No, I wish to talk about spring, and the renewal it brings in so many respects. More immediate of what happens this time of year is the NCAA men's basketball tournament, or, as it's commonly referenced, March Madness (and God help me that I didn't use quotes or a trademark or whatever). It officially started list night with some "First Four" games, which used to be called "play-in" games. Ultimately, the tournament, which once upon a time involved only 32 teams, now involves 68 and I fully expect it will be many more teams in the next few years. After all, what other event draws the television audience over a three week period than this event? More teams means more games, more ratings, and larger rights fees, so it'll happen.
And I also will not use this space to decry the process through which teams are selected and seeded in their various regional brackets. Kentucky has underachieved all year and wound up an 8 seed, other schools overachieved and were ranked higher, but not always. Should be fun to see what happens from here.
The other major area for renewal, and one that has a longer lifespan each year, is, of course, baseball. Teams are right now going through spring training (which used to be much more necessary when players had to have offseason jobs outside of the game, instead of spending the winter lifting weights and working out) and from what I'm reading, there's a certain "Groundhog Day" effect to it now, repetition, same place, etc. So players, coaches, managers and writers are anxious for real games to come, which will occur in about ten days.

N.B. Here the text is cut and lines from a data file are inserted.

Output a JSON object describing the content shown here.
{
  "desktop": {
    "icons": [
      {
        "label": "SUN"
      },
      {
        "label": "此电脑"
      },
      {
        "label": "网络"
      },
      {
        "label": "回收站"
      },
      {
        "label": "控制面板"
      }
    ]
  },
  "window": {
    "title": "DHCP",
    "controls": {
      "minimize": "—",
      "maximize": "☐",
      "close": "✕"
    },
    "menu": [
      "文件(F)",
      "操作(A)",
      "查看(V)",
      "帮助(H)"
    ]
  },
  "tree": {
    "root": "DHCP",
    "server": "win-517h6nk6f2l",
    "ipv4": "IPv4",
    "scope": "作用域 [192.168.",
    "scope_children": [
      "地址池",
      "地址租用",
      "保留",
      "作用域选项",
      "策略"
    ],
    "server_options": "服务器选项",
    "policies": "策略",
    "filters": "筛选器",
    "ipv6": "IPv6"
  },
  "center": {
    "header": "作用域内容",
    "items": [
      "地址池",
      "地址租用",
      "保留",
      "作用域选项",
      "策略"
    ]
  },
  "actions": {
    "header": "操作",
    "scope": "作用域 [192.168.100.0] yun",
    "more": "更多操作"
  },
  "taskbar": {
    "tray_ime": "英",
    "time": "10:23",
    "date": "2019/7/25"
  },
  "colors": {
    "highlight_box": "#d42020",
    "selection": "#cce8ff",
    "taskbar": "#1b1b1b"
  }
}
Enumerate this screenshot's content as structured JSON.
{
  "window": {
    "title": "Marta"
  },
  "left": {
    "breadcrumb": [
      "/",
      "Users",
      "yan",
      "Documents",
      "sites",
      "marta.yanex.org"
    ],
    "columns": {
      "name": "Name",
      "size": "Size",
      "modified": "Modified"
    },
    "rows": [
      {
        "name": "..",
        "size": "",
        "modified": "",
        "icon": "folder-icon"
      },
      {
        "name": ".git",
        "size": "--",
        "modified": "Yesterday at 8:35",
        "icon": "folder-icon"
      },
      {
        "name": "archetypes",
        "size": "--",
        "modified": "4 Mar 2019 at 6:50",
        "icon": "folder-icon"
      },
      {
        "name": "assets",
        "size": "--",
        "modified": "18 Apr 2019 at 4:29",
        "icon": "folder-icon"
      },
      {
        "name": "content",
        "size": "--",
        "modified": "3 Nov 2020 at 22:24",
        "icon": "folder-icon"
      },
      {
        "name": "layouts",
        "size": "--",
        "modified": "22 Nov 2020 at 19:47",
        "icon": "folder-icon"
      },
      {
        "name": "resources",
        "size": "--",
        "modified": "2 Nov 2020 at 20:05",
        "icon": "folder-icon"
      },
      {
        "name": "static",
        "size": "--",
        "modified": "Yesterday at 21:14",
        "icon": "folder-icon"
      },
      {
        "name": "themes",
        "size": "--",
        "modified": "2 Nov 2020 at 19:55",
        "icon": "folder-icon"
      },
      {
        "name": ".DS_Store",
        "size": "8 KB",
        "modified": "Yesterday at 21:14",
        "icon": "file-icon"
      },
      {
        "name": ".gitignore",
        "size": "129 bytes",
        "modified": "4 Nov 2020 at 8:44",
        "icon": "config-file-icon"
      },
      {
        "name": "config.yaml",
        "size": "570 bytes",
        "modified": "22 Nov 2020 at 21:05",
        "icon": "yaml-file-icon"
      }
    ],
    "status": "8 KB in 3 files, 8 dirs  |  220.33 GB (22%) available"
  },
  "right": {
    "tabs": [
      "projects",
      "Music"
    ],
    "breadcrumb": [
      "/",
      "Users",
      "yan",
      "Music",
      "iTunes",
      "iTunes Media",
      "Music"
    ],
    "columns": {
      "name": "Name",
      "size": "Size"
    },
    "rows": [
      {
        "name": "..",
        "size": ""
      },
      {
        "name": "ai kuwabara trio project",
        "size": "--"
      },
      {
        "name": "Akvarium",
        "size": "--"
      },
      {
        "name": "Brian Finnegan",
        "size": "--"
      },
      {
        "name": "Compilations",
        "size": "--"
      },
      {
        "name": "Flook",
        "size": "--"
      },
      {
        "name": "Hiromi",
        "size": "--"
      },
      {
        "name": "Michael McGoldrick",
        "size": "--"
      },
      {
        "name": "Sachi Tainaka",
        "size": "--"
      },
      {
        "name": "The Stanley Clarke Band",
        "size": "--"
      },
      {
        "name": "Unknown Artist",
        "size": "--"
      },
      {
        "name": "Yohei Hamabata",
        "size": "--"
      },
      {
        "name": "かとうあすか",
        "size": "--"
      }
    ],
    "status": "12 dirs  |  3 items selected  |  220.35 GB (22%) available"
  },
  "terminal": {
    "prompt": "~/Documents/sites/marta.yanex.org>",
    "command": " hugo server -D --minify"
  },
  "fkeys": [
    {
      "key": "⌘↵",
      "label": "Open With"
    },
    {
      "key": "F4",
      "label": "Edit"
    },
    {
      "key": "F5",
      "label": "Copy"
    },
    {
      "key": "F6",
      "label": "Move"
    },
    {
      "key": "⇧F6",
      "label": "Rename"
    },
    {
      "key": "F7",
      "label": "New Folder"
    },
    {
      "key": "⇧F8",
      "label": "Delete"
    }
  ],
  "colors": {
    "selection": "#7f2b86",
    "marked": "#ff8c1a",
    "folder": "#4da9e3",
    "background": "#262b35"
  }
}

Let me share something poignant that was written about baseball by the late A. Bartlett Giamatti, former commissioner, National League President and president of Yale University. I always come back to this quote each spring, and I think you'll see why:
“It [baseball] breaks your heart. It is designed to break your heart. The game begins in the spring, when everything else begins again, and it blossoms in the summer, filling the afternoons and evenings, and then as soon as the chill rains come, it stops and leaves you to face the fall all alone. You count on it, rely on it to buffer the passage of time, to keep the memory of sunshine and high skies alive, and then just when the days are all twilight, when you need it most, it stops.”

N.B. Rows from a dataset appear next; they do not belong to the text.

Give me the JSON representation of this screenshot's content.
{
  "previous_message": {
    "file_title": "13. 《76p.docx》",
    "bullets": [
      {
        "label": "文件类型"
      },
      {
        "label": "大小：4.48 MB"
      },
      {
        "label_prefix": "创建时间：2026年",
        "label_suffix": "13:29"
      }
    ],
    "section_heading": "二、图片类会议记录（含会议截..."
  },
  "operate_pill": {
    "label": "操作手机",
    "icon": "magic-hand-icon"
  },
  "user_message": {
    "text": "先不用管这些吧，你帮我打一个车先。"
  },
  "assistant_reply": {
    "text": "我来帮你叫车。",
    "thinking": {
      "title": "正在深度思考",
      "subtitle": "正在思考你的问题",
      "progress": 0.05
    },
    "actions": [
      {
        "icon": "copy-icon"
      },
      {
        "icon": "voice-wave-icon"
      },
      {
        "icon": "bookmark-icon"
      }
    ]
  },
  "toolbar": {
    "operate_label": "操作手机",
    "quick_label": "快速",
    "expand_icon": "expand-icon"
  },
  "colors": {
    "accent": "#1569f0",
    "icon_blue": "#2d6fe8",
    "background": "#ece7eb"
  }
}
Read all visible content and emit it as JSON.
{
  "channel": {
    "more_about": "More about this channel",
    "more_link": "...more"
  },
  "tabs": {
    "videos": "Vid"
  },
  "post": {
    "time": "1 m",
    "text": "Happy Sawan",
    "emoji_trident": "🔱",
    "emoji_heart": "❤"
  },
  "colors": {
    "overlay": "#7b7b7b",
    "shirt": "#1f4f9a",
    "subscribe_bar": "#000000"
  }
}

Wow. I love to write, but if I could write that eloquently, well....of course, Giamatti was a professor of comparative literature....
But it's true, isn't it? And true of a lot of things in life. I've often thought that baseball is a bit of a microcosm for life. You'll win some, you'll lose some, but it's how we play the game, in a manner of speaking.
I'm roughly halfway through the Ken Burns "Baseball" miniseries from the early 90's, as I watch the entire set every spring to get into the mood for the game (the fact that I do so on my treadmill means it really is MY spring training!). As I watch this masterpiece, I'm struck by how baseball has never lacked for characters, good and bad, drama, and many, MANY emotional highs and lows. Just like life, I think.
I have no objection to anyone who disagrees with my surmise that baseball and life bear close comparison. But for those who feel at list somewhat as I do, it's going to be a great season, isn't it?